## Record set
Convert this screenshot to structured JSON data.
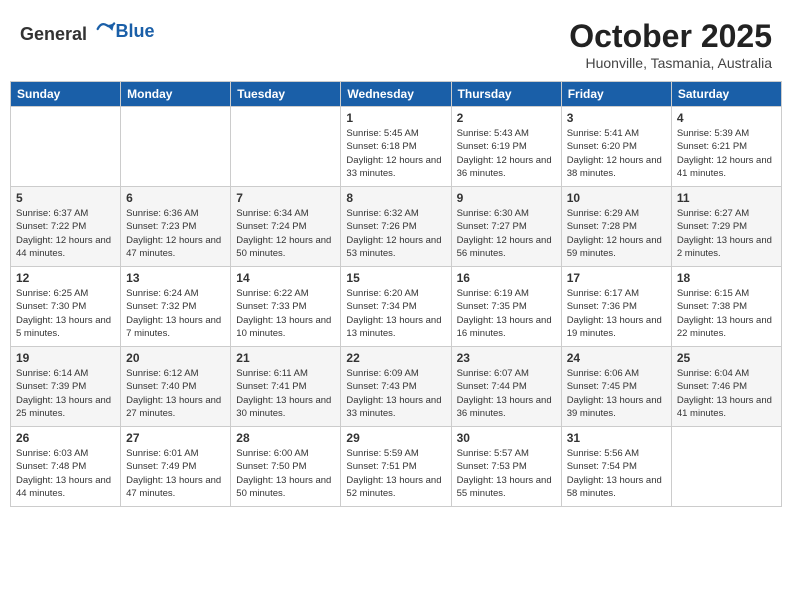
{
  "header": {
    "logo_general": "General",
    "logo_blue": "Blue",
    "month_year": "October 2025",
    "location": "Huonville, Tasmania, Australia"
  },
  "weekdays": [
    "Sunday",
    "Monday",
    "Tuesday",
    "Wednesday",
    "Thursday",
    "Friday",
    "Saturday"
  ],
  "weeks": [
    [
      {
        "day": "",
        "info": ""
      },
      {
        "day": "",
        "info": ""
      },
      {
        "day": "",
        "info": ""
      },
      {
        "day": "1",
        "info": "Sunrise: 5:45 AM\nSunset: 6:18 PM\nDaylight: 12 hours\nand 33 minutes."
      },
      {
        "day": "2",
        "info": "Sunrise: 5:43 AM\nSunset: 6:19 PM\nDaylight: 12 hours\nand 36 minutes."
      },
      {
        "day": "3",
        "info": "Sunrise: 5:41 AM\nSunset: 6:20 PM\nDaylight: 12 hours\nand 38 minutes."
      },
      {
        "day": "4",
        "info": "Sunrise: 5:39 AM\nSunset: 6:21 PM\nDaylight: 12 hours\nand 41 minutes."
      }
    ],
    [
      {
        "day": "5",
        "info": "Sunrise: 6:37 AM\nSunset: 7:22 PM\nDaylight: 12 hours\nand 44 minutes."
      },
      {
        "day": "6",
        "info": "Sunrise: 6:36 AM\nSunset: 7:23 PM\nDaylight: 12 hours\nand 47 minutes."
      },
      {
        "day": "7",
        "info": "Sunrise: 6:34 AM\nSunset: 7:24 PM\nDaylight: 12 hours\nand 50 minutes."
      },
      {
        "day": "8",
        "info": "Sunrise: 6:32 AM\nSunset: 7:26 PM\nDaylight: 12 hours\nand 53 minutes."
      },
      {
        "day": "9",
        "info": "Sunrise: 6:30 AM\nSunset: 7:27 PM\nDaylight: 12 hours\nand 56 minutes."
      },
      {
        "day": "10",
        "info": "Sunrise: 6:29 AM\nSunset: 7:28 PM\nDaylight: 12 hours\nand 59 minutes."
      },
      {
        "day": "11",
        "info": "Sunrise: 6:27 AM\nSunset: 7:29 PM\nDaylight: 13 hours\nand 2 minutes."
      }
    ],
    [
      {
        "day": "12",
        "info": "Sunrise: 6:25 AM\nSunset: 7:30 PM\nDaylight: 13 hours\nand 5 minutes."
      },
      {
        "day": "13",
        "info": "Sunrise: 6:24 AM\nSunset: 7:32 PM\nDaylight: 13 hours\nand 7 minutes."
      },
      {
        "day": "14",
        "info": "Sunrise: 6:22 AM\nSunset: 7:33 PM\nDaylight: 13 hours\nand 10 minutes."
      },
      {
        "day": "15",
        "info": "Sunrise: 6:20 AM\nSunset: 7:34 PM\nDaylight: 13 hours\nand 13 minutes."
      },
      {
        "day": "16",
        "info": "Sunrise: 6:19 AM\nSunset: 7:35 PM\nDaylight: 13 hours\nand 16 minutes."
      },
      {
        "day": "17",
        "info": "Sunrise: 6:17 AM\nSunset: 7:36 PM\nDaylight: 13 hours\nand 19 minutes."
      },
      {
        "day": "18",
        "info": "Sunrise: 6:15 AM\nSunset: 7:38 PM\nDaylight: 13 hours\nand 22 minutes."
      }
    ],
    [
      {
        "day": "19",
        "info": "Sunrise: 6:14 AM\nSunset: 7:39 PM\nDaylight: 13 hours\nand 25 minutes."
      },
      {
        "day": "20",
        "info": "Sunrise: 6:12 AM\nSunset: 7:40 PM\nDaylight: 13 hours\nand 27 minutes."
      },
      {
        "day": "21",
        "info": "Sunrise: 6:11 AM\nSunset: 7:41 PM\nDaylight: 13 hours\nand 30 minutes."
      },
      {
        "day": "22",
        "info": "Sunrise: 6:09 AM\nSunset: 7:43 PM\nDaylight: 13 hours\nand 33 minutes."
      },
      {
        "day": "23",
        "info": "Sunrise: 6:07 AM\nSunset: 7:44 PM\nDaylight: 13 hours\nand 36 minutes."
      },
      {
        "day": "24",
        "info": "Sunrise: 6:06 AM\nSunset: 7:45 PM\nDaylight: 13 hours\nand 39 minutes."
      },
      {
        "day": "25",
        "info": "Sunrise: 6:04 AM\nSunset: 7:46 PM\nDaylight: 13 hours\nand 41 minutes."
      }
    ],
    [
      {
        "day": "26",
        "info": "Sunrise: 6:03 AM\nSunset: 7:48 PM\nDaylight: 13 hours\nand 44 minutes."
      },
      {
        "day": "27",
        "info": "Sunrise: 6:01 AM\nSunset: 7:49 PM\nDaylight: 13 hours\nand 47 minutes."
      },
      {
        "day": "28",
        "info": "Sunrise: 6:00 AM\nSunset: 7:50 PM\nDaylight: 13 hours\nand 50 minutes."
      },
      {
        "day": "29",
        "info": "Sunrise: 5:59 AM\nSunset: 7:51 PM\nDaylight: 13 hours\nand 52 minutes."
      },
      {
        "day": "30",
        "info": "Sunrise: 5:57 AM\nSunset: 7:53 PM\nDaylight: 13 hours\nand 55 minutes."
      },
      {
        "day": "31",
        "info": "Sunrise: 5:56 AM\nSunset: 7:54 PM\nDaylight: 13 hours\nand 58 minutes."
      },
      {
        "day": "",
        "info": ""
      }
    ]
  ]
}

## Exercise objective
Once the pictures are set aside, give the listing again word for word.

## Exercise result
Convert this screenshot to structured JSON data.
{
  "header": {
    "logo_general": "General",
    "logo_blue": "Blue",
    "month_year": "October 2025",
    "location": "Huonville, Tasmania, Australia"
  },
  "weekdays": [
    "Sunday",
    "Monday",
    "Tuesday",
    "Wednesday",
    "Thursday",
    "Friday",
    "Saturday"
  ],
  "weeks": [
    [
      {
        "day": "",
        "info": ""
      },
      {
        "day": "",
        "info": ""
      },
      {
        "day": "",
        "info": ""
      },
      {
        "day": "1",
        "info": "Sunrise: 5:45 AM\nSunset: 6:18 PM\nDaylight: 12 hours\nand 33 minutes."
      },
      {
        "day": "2",
        "info": "Sunrise: 5:43 AM\nSunset: 6:19 PM\nDaylight: 12 hours\nand 36 minutes."
      },
      {
        "day": "3",
        "info": "Sunrise: 5:41 AM\nSunset: 6:20 PM\nDaylight: 12 hours\nand 38 minutes."
      },
      {
        "day": "4",
        "info": "Sunrise: 5:39 AM\nSunset: 6:21 PM\nDaylight: 12 hours\nand 41 minutes."
      }
    ],
    [
      {
        "day": "5",
        "info": "Sunrise: 6:37 AM\nSunset: 7:22 PM\nDaylight: 12 hours\nand 44 minutes."
      },
      {
        "day": "6",
        "info": "Sunrise: 6:36 AM\nSunset: 7:23 PM\nDaylight: 12 hours\nand 47 minutes."
      },
      {
        "day": "7",
        "info": "Sunrise: 6:34 AM\nSunset: 7:24 PM\nDaylight: 12 hours\nand 50 minutes."
      },
      {
        "day": "8",
        "info": "Sunrise: 6:32 AM\nSunset: 7:26 PM\nDaylight: 12 hours\nand 53 minutes."
      },
      {
        "day": "9",
        "info": "Sunrise: 6:30 AM\nSunset: 7:27 PM\nDaylight: 12 hours\nand 56 minutes."
      },
      {
        "day": "10",
        "info": "Sunrise: 6:29 AM\nSunset: 7:28 PM\nDaylight: 12 hours\nand 59 minutes."
      },
      {
        "day": "11",
        "info": "Sunrise: 6:27 AM\nSunset: 7:29 PM\nDaylight: 13 hours\nand 2 minutes."
      }
    ],
    [
      {
        "day": "12",
        "info": "Sunrise: 6:25 AM\nSunset: 7:30 PM\nDaylight: 13 hours\nand 5 minutes."
      },
      {
        "day": "13",
        "info": "Sunrise: 6:24 AM\nSunset: 7:32 PM\nDaylight: 13 hours\nand 7 minutes."
      },
      {
        "day": "14",
        "info": "Sunrise: 6:22 AM\nSunset: 7:33 PM\nDaylight: 13 hours\nand 10 minutes."
      },
      {
        "day": "15",
        "info": "Sunrise: 6:20 AM\nSunset: 7:34 PM\nDaylight: 13 hours\nand 13 minutes."
      },
      {
        "day": "16",
        "info": "Sunrise: 6:19 AM\nSunset: 7:35 PM\nDaylight: 13 hours\nand 16 minutes."
      },
      {
        "day": "17",
        "info": "Sunrise: 6:17 AM\nSunset: 7:36 PM\nDaylight: 13 hours\nand 19 minutes."
      },
      {
        "day": "18",
        "info": "Sunrise: 6:15 AM\nSunset: 7:38 PM\nDaylight: 13 hours\nand 22 minutes."
      }
    ],
    [
      {
        "day": "19",
        "info": "Sunrise: 6:14 AM\nSunset: 7:39 PM\nDaylight: 13 hours\nand 25 minutes."
      },
      {
        "day": "20",
        "info": "Sunrise: 6:12 AM\nSunset: 7:40 PM\nDaylight: 13 hours\nand 27 minutes."
      },
      {
        "day": "21",
        "info": "Sunrise: 6:11 AM\nSunset: 7:41 PM\nDaylight: 13 hours\nand 30 minutes."
      },
      {
        "day": "22",
        "info": "Sunrise: 6:09 AM\nSunset: 7:43 PM\nDaylight: 13 hours\nand 33 minutes."
      },
      {
        "day": "23",
        "info": "Sunrise: 6:07 AM\nSunset: 7:44 PM\nDaylight: 13 hours\nand 36 minutes."
      },
      {
        "day": "24",
        "info": "Sunrise: 6:06 AM\nSunset: 7:45 PM\nDaylight: 13 hours\nand 39 minutes."
      },
      {
        "day": "25",
        "info": "Sunrise: 6:04 AM\nSunset: 7:46 PM\nDaylight: 13 hours\nand 41 minutes."
      }
    ],
    [
      {
        "day": "26",
        "info": "Sunrise: 6:03 AM\nSunset: 7:48 PM\nDaylight: 13 hours\nand 44 minutes."
      },
      {
        "day": "27",
        "info": "Sunrise: 6:01 AM\nSunset: 7:49 PM\nDaylight: 13 hours\nand 47 minutes."
      },
      {
        "day": "28",
        "info": "Sunrise: 6:00 AM\nSunset: 7:50 PM\nDaylight: 13 hours\nand 50 minutes."
      },
      {
        "day": "29",
        "info": "Sunrise: 5:59 AM\nSunset: 7:51 PM\nDaylight: 13 hours\nand 52 minutes."
      },
      {
        "day": "30",
        "info": "Sunrise: 5:57 AM\nSunset: 7:53 PM\nDaylight: 13 hours\nand 55 minutes."
      },
      {
        "day": "31",
        "info": "Sunrise: 5:56 AM\nSunset: 7:54 PM\nDaylight: 13 hours\nand 58 minutes."
      },
      {
        "day": "",
        "info": ""
      }
    ]
  ]
}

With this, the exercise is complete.